┌────────
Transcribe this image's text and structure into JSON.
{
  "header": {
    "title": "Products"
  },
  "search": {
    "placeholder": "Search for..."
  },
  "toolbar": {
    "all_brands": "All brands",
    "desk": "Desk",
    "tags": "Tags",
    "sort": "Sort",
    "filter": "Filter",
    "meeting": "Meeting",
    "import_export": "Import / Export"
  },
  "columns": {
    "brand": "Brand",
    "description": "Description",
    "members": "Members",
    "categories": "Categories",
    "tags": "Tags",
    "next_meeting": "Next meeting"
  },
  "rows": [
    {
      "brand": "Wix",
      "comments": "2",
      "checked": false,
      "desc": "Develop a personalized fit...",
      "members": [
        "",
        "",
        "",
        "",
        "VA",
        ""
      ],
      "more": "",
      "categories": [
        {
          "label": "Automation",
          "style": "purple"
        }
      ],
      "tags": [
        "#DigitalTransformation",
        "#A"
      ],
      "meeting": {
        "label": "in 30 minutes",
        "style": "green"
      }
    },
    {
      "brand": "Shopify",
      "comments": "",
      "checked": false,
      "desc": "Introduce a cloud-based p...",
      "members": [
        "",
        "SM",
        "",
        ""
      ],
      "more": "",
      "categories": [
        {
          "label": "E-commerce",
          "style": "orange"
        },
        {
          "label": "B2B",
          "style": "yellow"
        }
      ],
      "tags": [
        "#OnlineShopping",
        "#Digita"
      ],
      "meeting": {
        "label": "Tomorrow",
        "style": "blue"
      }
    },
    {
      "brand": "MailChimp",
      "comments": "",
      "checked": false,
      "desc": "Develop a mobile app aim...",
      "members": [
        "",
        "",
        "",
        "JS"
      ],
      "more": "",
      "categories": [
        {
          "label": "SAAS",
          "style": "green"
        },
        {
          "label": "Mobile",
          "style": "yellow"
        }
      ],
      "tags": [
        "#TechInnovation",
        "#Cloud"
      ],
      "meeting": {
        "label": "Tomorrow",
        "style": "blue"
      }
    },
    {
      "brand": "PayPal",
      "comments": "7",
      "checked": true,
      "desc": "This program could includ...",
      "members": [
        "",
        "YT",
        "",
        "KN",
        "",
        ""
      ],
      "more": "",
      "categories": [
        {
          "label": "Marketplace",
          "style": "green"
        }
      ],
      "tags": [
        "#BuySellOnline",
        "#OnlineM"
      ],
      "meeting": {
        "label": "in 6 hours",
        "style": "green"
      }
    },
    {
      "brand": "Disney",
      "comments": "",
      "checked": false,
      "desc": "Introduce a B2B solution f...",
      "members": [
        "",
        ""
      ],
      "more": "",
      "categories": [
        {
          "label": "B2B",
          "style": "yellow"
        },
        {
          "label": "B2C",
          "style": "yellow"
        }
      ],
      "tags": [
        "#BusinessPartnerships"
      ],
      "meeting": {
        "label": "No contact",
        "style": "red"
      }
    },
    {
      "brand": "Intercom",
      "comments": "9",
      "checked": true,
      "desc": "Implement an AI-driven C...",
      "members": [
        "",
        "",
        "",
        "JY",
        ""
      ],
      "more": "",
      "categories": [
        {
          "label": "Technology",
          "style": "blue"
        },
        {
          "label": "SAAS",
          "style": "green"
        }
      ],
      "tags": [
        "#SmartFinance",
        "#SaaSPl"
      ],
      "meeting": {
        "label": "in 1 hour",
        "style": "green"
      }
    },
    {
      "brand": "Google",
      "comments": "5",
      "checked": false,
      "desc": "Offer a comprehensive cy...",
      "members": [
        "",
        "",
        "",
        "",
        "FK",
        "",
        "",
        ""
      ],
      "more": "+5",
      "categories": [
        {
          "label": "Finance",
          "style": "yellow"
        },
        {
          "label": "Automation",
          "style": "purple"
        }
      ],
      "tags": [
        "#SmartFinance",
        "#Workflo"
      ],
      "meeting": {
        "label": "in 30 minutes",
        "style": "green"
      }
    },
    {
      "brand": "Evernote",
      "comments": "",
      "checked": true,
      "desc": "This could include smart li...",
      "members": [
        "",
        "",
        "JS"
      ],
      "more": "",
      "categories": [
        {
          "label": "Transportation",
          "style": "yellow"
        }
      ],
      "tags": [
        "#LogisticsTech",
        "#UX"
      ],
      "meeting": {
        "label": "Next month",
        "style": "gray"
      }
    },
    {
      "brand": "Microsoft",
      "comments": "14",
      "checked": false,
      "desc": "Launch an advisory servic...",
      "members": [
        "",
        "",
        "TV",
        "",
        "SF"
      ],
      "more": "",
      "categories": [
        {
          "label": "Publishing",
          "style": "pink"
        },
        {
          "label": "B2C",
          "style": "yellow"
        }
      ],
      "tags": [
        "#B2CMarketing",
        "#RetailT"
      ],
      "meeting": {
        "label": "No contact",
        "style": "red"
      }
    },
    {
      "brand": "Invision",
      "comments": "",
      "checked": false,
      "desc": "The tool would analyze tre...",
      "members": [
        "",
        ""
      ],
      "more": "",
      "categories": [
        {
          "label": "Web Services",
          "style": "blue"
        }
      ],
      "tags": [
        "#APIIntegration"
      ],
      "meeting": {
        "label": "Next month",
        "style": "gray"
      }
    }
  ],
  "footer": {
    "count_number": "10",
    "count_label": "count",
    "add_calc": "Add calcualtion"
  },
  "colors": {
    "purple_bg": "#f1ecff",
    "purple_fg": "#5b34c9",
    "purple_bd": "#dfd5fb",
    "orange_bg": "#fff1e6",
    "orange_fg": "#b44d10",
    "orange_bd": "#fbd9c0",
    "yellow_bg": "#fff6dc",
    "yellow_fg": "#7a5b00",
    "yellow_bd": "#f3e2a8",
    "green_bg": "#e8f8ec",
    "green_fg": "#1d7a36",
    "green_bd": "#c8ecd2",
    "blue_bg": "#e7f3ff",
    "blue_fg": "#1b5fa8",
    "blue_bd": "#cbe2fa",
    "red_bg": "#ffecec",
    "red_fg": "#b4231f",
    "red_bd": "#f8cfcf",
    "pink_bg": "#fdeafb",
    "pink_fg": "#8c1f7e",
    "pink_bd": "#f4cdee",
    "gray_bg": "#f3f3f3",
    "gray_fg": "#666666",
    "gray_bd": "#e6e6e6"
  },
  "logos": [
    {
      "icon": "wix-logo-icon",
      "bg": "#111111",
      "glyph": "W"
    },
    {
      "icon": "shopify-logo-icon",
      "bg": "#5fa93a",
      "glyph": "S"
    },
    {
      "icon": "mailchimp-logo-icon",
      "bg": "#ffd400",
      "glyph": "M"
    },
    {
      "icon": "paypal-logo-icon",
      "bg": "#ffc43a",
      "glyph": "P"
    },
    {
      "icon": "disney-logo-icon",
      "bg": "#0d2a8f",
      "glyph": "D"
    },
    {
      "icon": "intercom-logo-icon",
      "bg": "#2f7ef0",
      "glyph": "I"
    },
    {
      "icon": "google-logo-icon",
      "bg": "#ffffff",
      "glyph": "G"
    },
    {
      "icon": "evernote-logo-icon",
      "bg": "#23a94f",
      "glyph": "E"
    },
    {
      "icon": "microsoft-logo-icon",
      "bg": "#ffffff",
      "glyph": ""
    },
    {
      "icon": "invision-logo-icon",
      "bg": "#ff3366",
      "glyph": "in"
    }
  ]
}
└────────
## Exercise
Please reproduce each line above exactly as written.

## Answer box
Transcribe this image's text and structure into JSON.
{
  "header": {
    "title": "Products"
  },
  "search": {
    "placeholder": "Search for..."
  },
  "toolbar": {
    "all_brands": "All brands",
    "desk": "Desk",
    "tags": "Tags",
    "sort": "Sort",
    "filter": "Filter",
    "meeting": "Meeting",
    "import_export": "Import / Export"
  },
  "columns": {
    "brand": "Brand",
    "description": "Description",
    "members": "Members",
    "categories": "Categories",
    "tags": "Tags",
    "next_meeting": "Next meeting"
  },
  "rows": [
    {
      "brand": "Wix",
      "comments": "2",
      "checked": false,
      "desc": "Develop a personalized fit...",
      "members": [
        "",
        "",
        "",
        "",
        "VA",
        ""
      ],
      "more": "",
      "categories": [
        {
          "label": "Automation",
          "style": "purple"
        }
      ],
      "tags": [
        "#DigitalTransformation",
        "#A"
      ],
      "meeting": {
        "label": "in 30 minutes",
        "style": "green"
      }
    },
    {
      "brand": "Shopify",
      "comments": "",
      "checked": false,
      "desc": "Introduce a cloud-based p...",
      "members": [
        "",
        "SM",
        "",
        ""
      ],
      "more": "",
      "categories": [
        {
          "label": "E-commerce",
          "style": "orange"
        },
        {
          "label": "B2B",
          "style": "yellow"
        }
      ],
      "tags": [
        "#OnlineShopping",
        "#Digita"
      ],
      "meeting": {
        "label": "Tomorrow",
        "style": "blue"
      }
    },
    {
      "brand": "MailChimp",
      "comments": "",
      "checked": false,
      "desc": "Develop a mobile app aim...",
      "members": [
        "",
        "",
        "",
        "JS"
      ],
      "more": "",
      "categories": [
        {
          "label": "SAAS",
          "style": "green"
        },
        {
          "label": "Mobile",
          "style": "yellow"
        }
      ],
      "tags": [
        "#TechInnovation",
        "#Cloud"
      ],
      "meeting": {
        "label": "Tomorrow",
        "style": "blue"
      }
    },
    {
      "brand": "PayPal",
      "comments": "7",
      "checked": true,
      "desc": "This program could includ...",
      "members": [
        "",
        "YT",
        "",
        "KN",
        "",
        ""
      ],
      "more": "",
      "categories": [
        {
          "label": "Marketplace",
          "style": "green"
        }
      ],
      "tags": [
        "#BuySellOnline",
        "#OnlineM"
      ],
      "meeting": {
        "label": "in 6 hours",
        "style": "green"
      }
    },
    {
      "brand": "Disney",
      "comments": "",
      "checked": false,
      "desc": "Introduce a B2B solution f...",
      "members": [
        "",
        ""
      ],
      "more": "",
      "categories": [
        {
          "label": "B2B",
          "style": "yellow"
        },
        {
          "label": "B2C",
          "style": "yellow"
        }
      ],
      "tags": [
        "#BusinessPartnerships"
      ],
      "meeting": {
        "label": "No contact",
        "style": "red"
      }
    },
    {
      "brand": "Intercom",
      "comments": "9",
      "checked": true,
      "desc": "Implement an AI-driven C...",
      "members": [
        "",
        "",
        "",
        "JY",
        ""
      ],
      "more": "",
      "categories": [
        {
          "label": "Technology",
          "style": "blue"
        },
        {
          "label": "SAAS",
          "style": "green"
        }
      ],
      "tags": [
        "#SmartFinance",
        "#SaaSPl"
      ],
      "meeting": {
        "label": "in 1 hour",
        "style": "green"
      }
    },
    {
      "brand": "Google",
      "comments": "5",
      "checked": false,
      "desc": "Offer a comprehensive cy...",
      "members": [
        "",
        "",
        "",
        "",
        "FK",
        "",
        "",
        ""
      ],
      "more": "+5",
      "categories": [
        {
          "label": "Finance",
          "style": "yellow"
        },
        {
          "label": "Automation",
          "style": "purple"
        }
      ],
      "tags": [
        "#SmartFinance",
        "#Workflo"
      ],
      "meeting": {
        "label": "in 30 minutes",
        "style": "green"
      }
    },
    {
      "brand": "Evernote",
      "comments": "",
      "checked": true,
      "desc": "This could include smart li...",
      "members": [
        "",
        "",
        "JS"
      ],
      "more": "",
      "categories": [
        {
          "label": "Transportation",
          "style": "yellow"
        }
      ],
      "tags": [
        "#LogisticsTech",
        "#UX"
      ],
      "meeting": {
        "label": "Next month",
        "style": "gray"
      }
    },
    {
      "brand": "Microsoft",
      "comments": "14",
      "checked": false,
      "desc": "Launch an advisory servic...",
      "members": [
        "",
        "",
        "TV",
        "",
        "SF"
      ],
      "more": "",
      "categories": [
        {
          "label": "Publishing",
          "style": "pink"
        },
        {
          "label": "B2C",
          "style": "yellow"
        }
      ],
      "tags": [
        "#B2CMarketing",
        "#RetailT"
      ],
      "meeting": {
        "label": "No contact",
        "style": "red"
      }
    },
    {
      "brand": "Invision",
      "comments": "",
      "checked": false,
      "desc": "The tool would analyze tre...",
      "members": [
        "",
        ""
      ],
      "more": "",
      "categories": [
        {
          "label": "Web Services",
          "style": "blue"
        }
      ],
      "tags": [
        "#APIIntegration"
      ],
      "meeting": {
        "label": "Next month",
        "style": "gray"
      }
    }
  ],
  "footer": {
    "count_number": "10",
    "count_label": "count",
    "add_calc": "Add calcualtion"
  },
  "colors": {
    "purple_bg": "#f1ecff",
    "purple_fg": "#5b34c9",
    "purple_bd": "#dfd5fb",
    "orange_bg": "#fff1e6",
    "orange_fg": "#b44d10",
    "orange_bd": "#fbd9c0",
    "yellow_bg": "#fff6dc",
    "yellow_fg": "#7a5b00",
    "yellow_bd": "#f3e2a8",
    "green_bg": "#e8f8ec",
    "green_fg": "#1d7a36",
    "green_bd": "#c8ecd2",
    "blue_bg": "#e7f3ff",
    "blue_fg": "#1b5fa8",
    "blue_bd": "#cbe2fa",
    "red_bg": "#ffecec",
    "red_fg": "#b4231f",
    "red_bd": "#f8cfcf",
    "pink_bg": "#fdeafb",
    "pink_fg": "#8c1f7e",
    "pink_bd": "#f4cdee",
    "gray_bg": "#f3f3f3",
    "gray_fg": "#666666",
    "gray_bd": "#e6e6e6"
  },
  "logos": [
    {
      "icon": "wix-logo-icon",
      "bg": "#111111",
      "glyph": "W"
    },
    {
      "icon": "shopify-logo-icon",
      "bg": "#5fa93a",
      "glyph": "S"
    },
    {
      "icon": "mailchimp-logo-icon",
      "bg": "#ffd400",
      "glyph": "M"
    },
    {
      "icon": "paypal-logo-icon",
      "bg": "#ffc43a",
      "glyph": "P"
    },
    {
      "icon": "disney-logo-icon",
      "bg": "#0d2a8f",
      "glyph": "D"
    },
    {
      "icon": "intercom-logo-icon",
      "bg": "#2f7ef0",
      "glyph": "I"
    },
    {
      "icon": "google-logo-icon",
      "bg": "#ffffff",
      "glyph": "G"
    },
    {
      "icon": "evernote-logo-icon",
      "bg": "#23a94f",
      "glyph": "E"
    },
    {
      "icon": "microsoft-logo-icon",
      "bg": "#ffffff",
      "glyph": ""
    },
    {
      "icon": "invision-logo-icon",
      "bg": "#ff3366",
      "glyph": "in"
    }
  ]
}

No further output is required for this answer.